Saturday, March 6, 2004
By Calvin Finch, Conservation Director, SAWS, and Horticulturist
It is too early to plant your tomatoes in the garden, but it is a good time to pot transplants in 1-gallon containers so they can gain some size while the soil warms up.
Fill the container with good quality potting soil and fertilize with 2 tablespoons of Osmocote or other slow release fertilizer designed for containers. Place a transplant in the middle of the container and water it in. If you use a peat pot transplant make sure the peat is soaked and that the lips of the peat pot are below the surface of the soil.
The 1-gallon potted tomato should be placed in full sun in a spot sheltered from the wind. The container soil heats up quickly, so the plant will put on maximum growth. If the forecast calls for temperatures under 40 degrees F. move the containers into a warm location until the temperatures rise (usually overnight). Sometime around April 1 the plant can be moved from the pot and placed in the garden.
Save a few of the potted up tomato plants until mid April as insurance for any kind of unusually cold or destructive weather. High winds or hail can be as damaging as freezing temperatures.
By April 1 your potted up tomatoes will be very large and may even have a few blooms. They will be ready to take advantage of our limited fruit-setting window in April and May. Sometimes in early June it normally becomes too hot to set more fruit.
If you do your tomato gardening in containers, a half whiskey barrel is a perfect size for one tomato plant. A 5-gallon container will work if you can water every day and apply soluble fertilizer every week. Place a tomato cage in the container just like you would in the garden. For the smaller size pots, make sure they are braced against the wind. A tomato plant full of fruit is very top heavy.

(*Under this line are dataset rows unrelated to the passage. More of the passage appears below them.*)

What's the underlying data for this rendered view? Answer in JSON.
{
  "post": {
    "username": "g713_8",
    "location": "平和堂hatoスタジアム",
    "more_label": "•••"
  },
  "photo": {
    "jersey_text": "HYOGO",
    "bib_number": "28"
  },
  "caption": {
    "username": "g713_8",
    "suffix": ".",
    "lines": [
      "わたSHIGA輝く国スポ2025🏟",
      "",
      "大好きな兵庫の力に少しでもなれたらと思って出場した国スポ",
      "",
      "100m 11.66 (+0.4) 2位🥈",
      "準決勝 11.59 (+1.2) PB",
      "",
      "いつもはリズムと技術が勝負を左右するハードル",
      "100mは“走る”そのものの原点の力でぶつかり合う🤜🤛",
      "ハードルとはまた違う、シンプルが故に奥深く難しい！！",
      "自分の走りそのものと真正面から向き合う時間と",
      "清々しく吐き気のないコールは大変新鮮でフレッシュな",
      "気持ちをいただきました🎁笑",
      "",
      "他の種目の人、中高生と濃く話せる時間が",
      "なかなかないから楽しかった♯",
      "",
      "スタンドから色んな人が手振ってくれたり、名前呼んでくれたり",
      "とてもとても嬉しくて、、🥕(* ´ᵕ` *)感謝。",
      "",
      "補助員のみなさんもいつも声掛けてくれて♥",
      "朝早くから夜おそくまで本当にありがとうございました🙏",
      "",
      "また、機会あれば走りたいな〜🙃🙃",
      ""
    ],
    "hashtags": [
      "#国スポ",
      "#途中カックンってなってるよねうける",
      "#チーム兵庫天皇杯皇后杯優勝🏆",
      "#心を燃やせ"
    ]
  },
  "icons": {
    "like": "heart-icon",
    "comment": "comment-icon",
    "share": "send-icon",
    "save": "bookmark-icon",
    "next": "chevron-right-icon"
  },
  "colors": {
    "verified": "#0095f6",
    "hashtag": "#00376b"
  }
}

Surefire used to be my favorite tomato plant for containers. It was a relatively small plant that grew to full size quickly and set its fruit. The variety is no longer on the market. Also gone are Heatwave and Sunmaster. These varieties were commercial hybrids identified by Texas A&M Vegetable Specialist Jerry Parsons’ testing program as being good performers in South and Central Texas conditions. Unfortunately, a localized homeowner market for transplants is not enough to support a selection. Plant breeders keep looking for better varieties for the commercial market. When that occurs they do not continue to produce the older selections.
For your garden this year select from 444, Merced, Celebrity, Whirlaway, Carnival, or Bingo as your basic table tomato. Cherry selections and Romas also are very productive for salads and paste uses, respectively.

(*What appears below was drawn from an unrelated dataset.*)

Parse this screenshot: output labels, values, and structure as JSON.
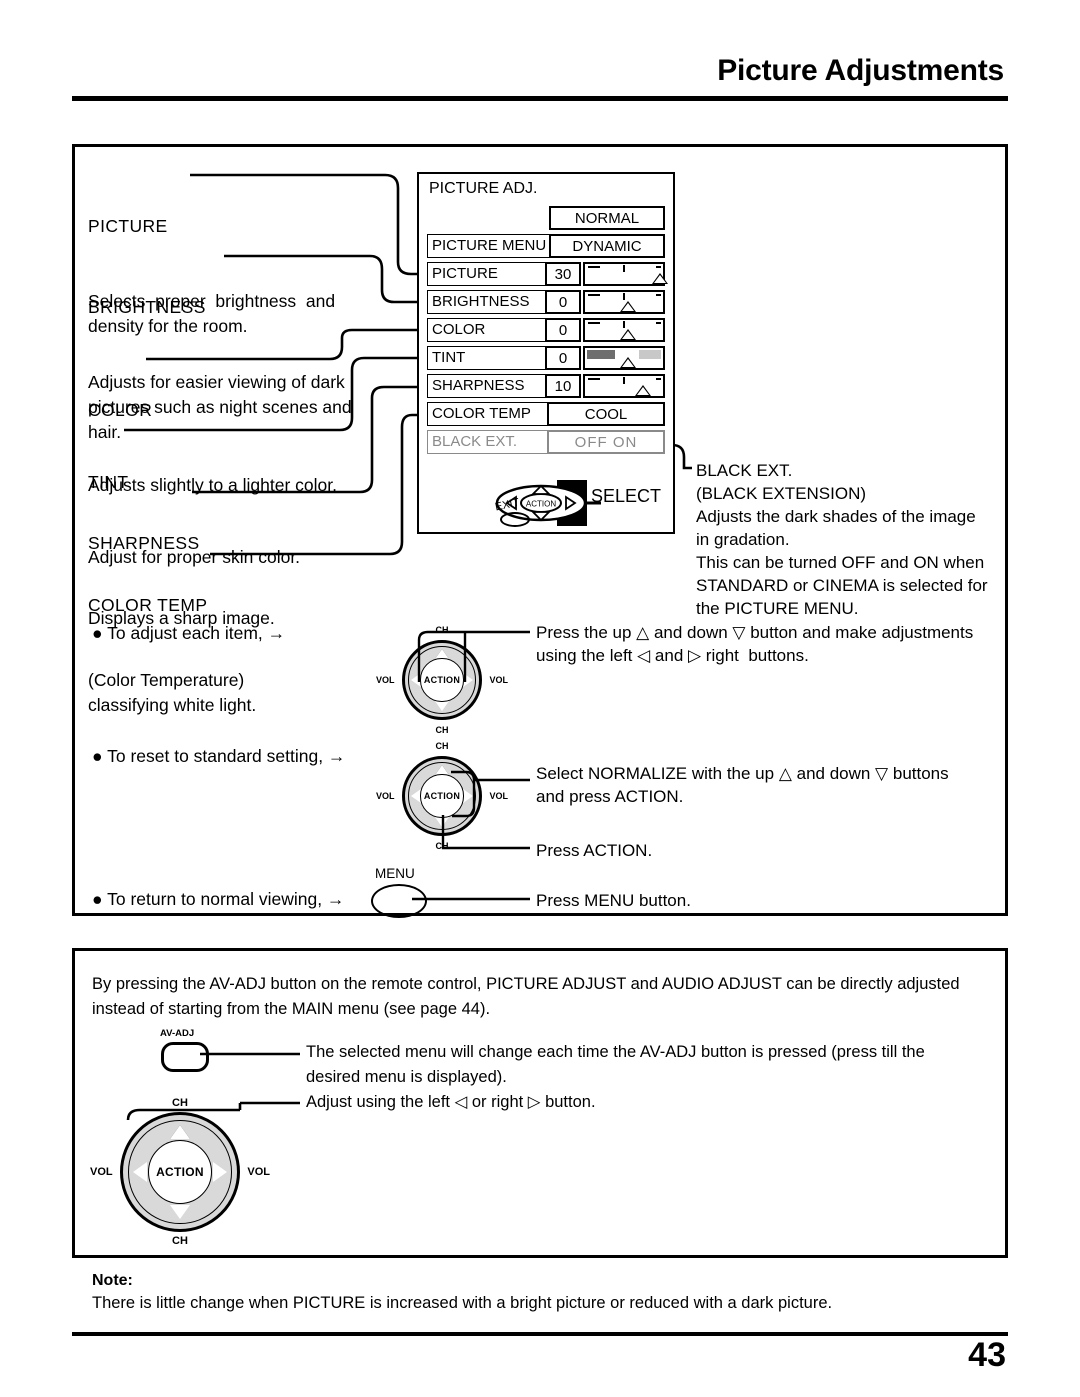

Tomatoes must be planted in full sun for maximum productivity. Allow at least 3 feet between each plant. Drip irrigation is the easiest and best way to irrigate. Tomatoes are not xeriscape plants and will need watering every two or three days even if they are mulched. The mulch is especially important to help prevent blossom end rot. Blossom end rot shows up when there is an interruption in the moisture supply to the plant with fruit. Mulch helps keep the soil cool and moist so that roots can function efficiently. Be especially watchful for those days when daily high temperatures jump 10 or 15 degrees F. from the day before.

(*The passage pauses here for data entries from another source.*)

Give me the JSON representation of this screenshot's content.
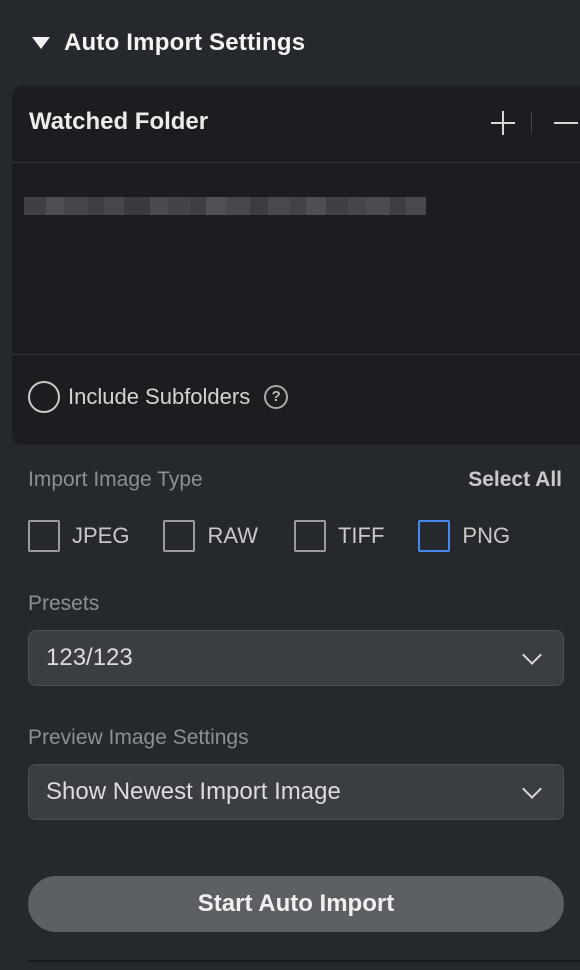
{
  "section": {
    "title": "Auto Import Settings"
  },
  "watched_folder": {
    "title": "Watched Folder",
    "path_redacted_segments": [
      "#3f4044",
      "#4d4e52",
      "#444549",
      "#3d3e42",
      "#46474b",
      "#3a3b3f",
      "#4a4b4f",
      "#434448",
      "#3e3f43",
      "#505155",
      "#47484c",
      "#3c3d41",
      "#49494d",
      "#424347",
      "#4e4f53",
      "#3f4044",
      "#45464a",
      "#4b4c50",
      "#3d3e42",
      "#48494d"
    ]
  },
  "include_subfolders": {
    "label": "Include Subfolders",
    "help_glyph": "?"
  },
  "import_image_type": {
    "label": "Import Image Type",
    "select_all_label": "Select All",
    "types": [
      {
        "label": "JPEG"
      },
      {
        "label": "RAW"
      },
      {
        "label": "TIFF"
      },
      {
        "label": "PNG"
      }
    ]
  },
  "presets": {
    "label": "Presets",
    "value": "123/123"
  },
  "preview_image_settings": {
    "label": "Preview Image Settings",
    "value": "Show Newest Import Image"
  },
  "start_button": {
    "label": "Start Auto Import"
  },
  "colors": {
    "background": "#25282c",
    "panel": "#1c1d20",
    "focus_blue": "#4b86f0",
    "button": "#5c6064"
  }
}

In early July pull these spring plants, they will have finished their most productive period and the spider mites, fungus, and nematodes will be imposing their will on the plants.